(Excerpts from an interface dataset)
____

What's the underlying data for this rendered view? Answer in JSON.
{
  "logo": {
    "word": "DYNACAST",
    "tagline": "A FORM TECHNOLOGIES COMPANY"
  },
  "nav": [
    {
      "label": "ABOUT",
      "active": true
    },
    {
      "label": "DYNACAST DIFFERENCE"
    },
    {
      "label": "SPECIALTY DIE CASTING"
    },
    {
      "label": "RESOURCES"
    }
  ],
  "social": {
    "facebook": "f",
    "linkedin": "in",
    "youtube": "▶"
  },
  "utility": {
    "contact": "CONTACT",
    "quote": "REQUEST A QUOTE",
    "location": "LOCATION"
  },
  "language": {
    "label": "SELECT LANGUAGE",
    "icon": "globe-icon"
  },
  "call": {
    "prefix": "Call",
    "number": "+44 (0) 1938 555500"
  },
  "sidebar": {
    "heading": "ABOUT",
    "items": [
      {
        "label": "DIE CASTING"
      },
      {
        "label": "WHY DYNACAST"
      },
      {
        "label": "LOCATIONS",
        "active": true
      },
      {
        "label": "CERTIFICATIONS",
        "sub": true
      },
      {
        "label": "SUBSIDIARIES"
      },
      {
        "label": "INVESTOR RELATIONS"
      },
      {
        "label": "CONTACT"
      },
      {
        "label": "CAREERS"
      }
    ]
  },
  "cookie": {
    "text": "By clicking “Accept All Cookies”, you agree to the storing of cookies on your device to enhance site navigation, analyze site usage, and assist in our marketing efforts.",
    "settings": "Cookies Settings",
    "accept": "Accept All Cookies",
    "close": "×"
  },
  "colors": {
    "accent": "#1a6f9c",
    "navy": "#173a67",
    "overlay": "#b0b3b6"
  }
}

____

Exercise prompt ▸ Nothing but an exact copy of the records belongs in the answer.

Output for this task ▸
What's the underlying data for this rendered view? Answer in JSON.
{
  "logo": {
    "word": "DYNACAST",
    "tagline": "A FORM TECHNOLOGIES COMPANY"
  },
  "nav": [
    {
      "label": "ABOUT",
      "active": true
    },
    {
      "label": "DYNACAST DIFFERENCE"
    },
    {
      "label": "SPECIALTY DIE CASTING"
    },
    {
      "label": "RESOURCES"
    }
  ],
  "social": {
    "facebook": "f",
    "linkedin": "in",
    "youtube": "▶"
  },
  "utility": {
    "contact": "CONTACT",
    "quote": "REQUEST A QUOTE",
    "location": "LOCATION"
  },
  "language": {
    "label": "SELECT LANGUAGE",
    "icon": "globe-icon"
  },
  "call": {
    "prefix": "Call",
    "number": "+44 (0) 1938 555500"
  },
  "sidebar": {
    "heading": "ABOUT",
    "items": [
      {
        "label": "DIE CASTING"
      },
      {
        "label": "WHY DYNACAST"
      },
      {
        "label": "LOCATIONS",
        "active": true
      },
      {
        "label": "CERTIFICATIONS",
        "sub": true
      },
      {
        "label": "SUBSIDIARIES"
      },
      {
        "label": "INVESTOR RELATIONS"
      },
      {
        "label": "CONTACT"
      },
      {
        "label": "CAREERS"
      }
    ]
  },
  "cookie": {
    "text": "By clicking “Accept All Cookies”, you agree to the storing of cookies on your device to enhance site navigation, analyze site usage, and assist in our marketing efforts.",
    "settings": "Cookies Settings",
    "accept": "Accept All Cookies",
    "close": "×"
  },
  "colors": {
    "accent": "#1a6f9c",
    "navy": "#173a67",
    "overlay": "#b0b3b6"
  }
}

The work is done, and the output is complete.